Vegas matchbooks, part 4


I have to say that I love the retro look on the inside of this matchbook. And not because it looks retro, but because it is retro. The Golden Gate Casino opened in 1955, and the Sal Sagev Hotel gets its name from “Las Vegas” being spelled backwards. Seriously.┬áThe casino owners bought out the hotel in 1974, so this matchbook probably dates from the 1960s or early 1970s. It’s even possible that this matchbook is older than I am.

In addition to the retro look, I like the blue tips on the matches. Most match books have white-tipped matches, and every so often there are yellow matches, perhaps because that’s the color that sulfur is in its natural state. So to have them colored blue like this had to involve someone making a request for it. But it’s distinctive, and that was probably the idea.

There are still lots more of these matchbooks to write about. These things are interesting in their own way, so I’ll probably be coming back to them from time to time. Earlier entries to this series are here and here and here, and the origin these posts is explained here.

Vegas matchbooks, part 1


Over the weekend, I acquired a large bag of matchbooks from casinos and other places in Las Vegas. They’ll be given to my cigar-smoking father-in-law as a holiday gift, but before that happens I’m going to pull a few out and display them in this space. Consider this the Vegas Matchbooks project.

Debbie and Alan, whoever they are, led things off a couple of days ago.

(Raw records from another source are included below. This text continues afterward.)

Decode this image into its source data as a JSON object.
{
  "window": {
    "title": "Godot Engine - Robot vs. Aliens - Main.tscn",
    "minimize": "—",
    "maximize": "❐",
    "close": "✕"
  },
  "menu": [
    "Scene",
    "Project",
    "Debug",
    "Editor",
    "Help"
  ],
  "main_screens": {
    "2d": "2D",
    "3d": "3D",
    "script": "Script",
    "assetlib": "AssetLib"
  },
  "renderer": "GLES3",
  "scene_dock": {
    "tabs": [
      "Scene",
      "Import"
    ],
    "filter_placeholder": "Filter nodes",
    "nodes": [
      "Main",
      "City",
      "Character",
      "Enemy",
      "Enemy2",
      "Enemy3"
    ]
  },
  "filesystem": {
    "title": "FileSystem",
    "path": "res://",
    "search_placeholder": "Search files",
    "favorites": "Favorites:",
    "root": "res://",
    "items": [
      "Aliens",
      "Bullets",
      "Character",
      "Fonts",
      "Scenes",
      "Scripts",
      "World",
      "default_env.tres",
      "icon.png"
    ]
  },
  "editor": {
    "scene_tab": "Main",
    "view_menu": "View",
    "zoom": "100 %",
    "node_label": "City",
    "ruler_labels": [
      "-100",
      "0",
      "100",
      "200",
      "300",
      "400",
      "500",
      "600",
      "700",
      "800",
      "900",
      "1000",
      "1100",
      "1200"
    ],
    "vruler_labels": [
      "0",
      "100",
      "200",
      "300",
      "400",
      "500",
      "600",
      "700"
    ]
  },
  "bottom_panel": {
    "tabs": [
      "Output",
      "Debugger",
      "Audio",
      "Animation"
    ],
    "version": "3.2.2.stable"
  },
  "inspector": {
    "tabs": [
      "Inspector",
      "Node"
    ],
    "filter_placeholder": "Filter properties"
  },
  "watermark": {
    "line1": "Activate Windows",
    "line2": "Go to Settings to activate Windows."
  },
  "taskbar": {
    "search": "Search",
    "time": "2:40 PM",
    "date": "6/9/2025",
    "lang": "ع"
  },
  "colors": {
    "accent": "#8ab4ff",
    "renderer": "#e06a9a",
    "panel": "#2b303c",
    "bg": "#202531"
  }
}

But nothing about their wedding favor was connected to Vegas in any way. ┬áMaybe they got married in Vegas, and maybe they didn’t. But the Orleans–as pictured above–is definitely in Vegas, so this will be Part 1 of my project.

I googled The Orleans and was surprised to learn they’re still around. Many of the places represented in the matchbook bag are undoubtedly closed, because Vegas seems to rebuild itself on a regular basis. The Orleans opened in 1996, and because it’s located off the Strip, I’ve never been inside of it. I haven’t been to Vegas in over ten years, but The Orleans would have been there when I last visited. But there’s so much going on along the Strip that I wasn’t inclined to venture off of it.

The most interesting thing I learned about The Orleans is that George Carlin played his last show there, a few days before he died in 2008. I love George Carlin, and wish I could have seen him perform live. He did so many things, from movies to hosting the first episode of Saturday Night Live back in 1975 to giving us the seven words you can’t say on television. The first line of that routine is simply “I love words,” and I agree with him.

The underlying theme of that routine is that the words you can’t say are just words, like any others. But those words went all the way up to the Supreme Court, who determined that the federal government, through the FCC, can censor words when children are likely to be in the audience. I shudder to think what my children would be hearing on the radio nowadays without that ruling. I’m all for liberty, but I also have two kids to raise.

It’s worth noting that Carlin’s last show at The Orleans in 2008 wasn’t billed that way. He was a 71 year-old guy with a history of heart problems, so he wouldn’t be doing comedy forever. But he was going to keep on doing it for as long as he could. That’s how life is. You enjoy it while you can, because nobody really knows when their ride is going to come to an end.

More matchbooks will follow over the coming few days, before I give these things away. I’m trying to show how inspiration comes in a lot of different forms, even if it’s something as mundane as a matchbook.

Something from another time and place


There’s a reason I go to estate sales. There are several reasons, really, but one of the biggest is that I like looking for unusual things. And if I can get them for cheap, so much the better.

Today was just such an example. A man with an apparent love for all things Vegas must have recently passed, and people had descended on his house to pick through the things he didn’t need anymore. I stopped in, headed for the basement–since that’s where the most interesting things usually are–and found the perfect holiday present for my father-in-law. I very much doubt he reads this blog, so I can write about it here.

What I found, and purchased for the grand sum of two dollars, was an enormous zip-lock bag, filled with matchbooks and match boxes from various Las Vegas casinos. Many of the places probably don’t exist anymore, which makes them all the more interesting. As a cigar aficionado, and a seemingly part-time Vegas resident himself, this is something that he’s never received before, and never will again. Sometimes the best gifts just present themselves.

But the most fascinating match box of all, at least in my mind, is the one that I scanned and am presenting above. I’m not sure who Debbie and Alan are, but thirty-two years ago they got married–where, I can’t tell–and they had match boxes printed up with their names and their wedding date on it. Would anyone think to do such a thing today, when smoking has undergone such a dramatic shift in public opinion? I can’t believe that they would.

Other matchbooks may be presented here, if something interesting reveals itself. But for now, I can only hope that Debbie and Alan are happy with their spouses, whether they are listed on that matchbox or not.